Data records for software interfaces:
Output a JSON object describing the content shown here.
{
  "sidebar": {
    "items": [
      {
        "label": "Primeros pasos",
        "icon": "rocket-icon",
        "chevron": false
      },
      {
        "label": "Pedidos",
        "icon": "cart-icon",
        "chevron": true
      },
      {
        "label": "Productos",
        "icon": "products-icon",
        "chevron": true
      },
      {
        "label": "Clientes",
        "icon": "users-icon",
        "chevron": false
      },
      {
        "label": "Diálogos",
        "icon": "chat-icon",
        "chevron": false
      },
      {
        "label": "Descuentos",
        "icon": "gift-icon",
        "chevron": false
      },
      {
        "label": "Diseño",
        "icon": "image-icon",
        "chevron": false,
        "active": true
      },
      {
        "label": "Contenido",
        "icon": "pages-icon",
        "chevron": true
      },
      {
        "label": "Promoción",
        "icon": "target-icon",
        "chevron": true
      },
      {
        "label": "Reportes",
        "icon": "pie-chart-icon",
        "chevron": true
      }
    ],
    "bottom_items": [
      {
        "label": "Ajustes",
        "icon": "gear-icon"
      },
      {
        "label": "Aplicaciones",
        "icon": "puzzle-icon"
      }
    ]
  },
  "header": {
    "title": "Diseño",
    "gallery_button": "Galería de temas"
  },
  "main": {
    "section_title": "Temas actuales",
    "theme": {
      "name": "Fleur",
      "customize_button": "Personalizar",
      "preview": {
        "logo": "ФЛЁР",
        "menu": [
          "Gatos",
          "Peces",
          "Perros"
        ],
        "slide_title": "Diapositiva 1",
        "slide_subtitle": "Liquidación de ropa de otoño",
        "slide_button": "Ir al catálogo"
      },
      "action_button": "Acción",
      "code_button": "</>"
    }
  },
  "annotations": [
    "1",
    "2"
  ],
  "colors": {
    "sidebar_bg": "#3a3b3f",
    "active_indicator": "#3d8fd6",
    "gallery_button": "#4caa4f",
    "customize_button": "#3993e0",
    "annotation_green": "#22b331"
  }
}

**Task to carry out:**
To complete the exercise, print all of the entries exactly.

**Result for this task:**
Output a JSON object describing the content shown here.
{
  "sidebar": {
    "items": [
      {
        "label": "Primeros pasos",
        "icon": "rocket-icon",
        "chevron": false
      },
      {
        "label": "Pedidos",
        "icon": "cart-icon",
        "chevron": true
      },
      {
        "label": "Productos",
        "icon": "products-icon",
        "chevron": true
      },
      {
        "label": "Clientes",
        "icon": "users-icon",
        "chevron": false
      },
      {
        "label": "Diálogos",
        "icon": "chat-icon",
        "chevron": false
      },
      {
        "label": "Descuentos",
        "icon": "gift-icon",
        "chevron": false
      },
      {
        "label": "Diseño",
        "icon": "image-icon",
        "chevron": false,
        "active": true
      },
      {
        "label": "Contenido",
        "icon": "pages-icon",
        "chevron": true
      },
      {
        "label": "Promoción",
        "icon": "target-icon",
        "chevron": true
      },
      {
        "label": "Reportes",
        "icon": "pie-chart-icon",
        "chevron": true
      }
    ],
    "bottom_items": [
      {
        "label": "Ajustes",
        "icon": "gear-icon"
      },
      {
        "label": "Aplicaciones",
        "icon": "puzzle-icon"
      }
    ]
  },
  "header": {
    "title": "Diseño",
    "gallery_button": "Galería de temas"
  },
  "main": {
    "section_title": "Temas actuales",
    "theme": {
      "name": "Fleur",
      "customize_button": "Personalizar",
      "preview": {
        "logo": "ФЛЁР",
        "menu": [
          "Gatos",
          "Peces",
          "Perros"
        ],
        "slide_title": "Diapositiva 1",
        "slide_subtitle": "Liquidación de ropa de otoño",
        "slide_button": "Ir al catálogo"
      },
      "action_button": "Acción",
      "code_button": "</>"
    }
  },
  "annotations": [
    "1",
    "2"
  ],
  "colors": {
    "sidebar_bg": "#3a3b3f",
    "active_indicator": "#3d8fd6",
    "gallery_button": "#4caa4f",
    "customize_button": "#3993e0",
    "annotation_green": "#22b331"
  }
}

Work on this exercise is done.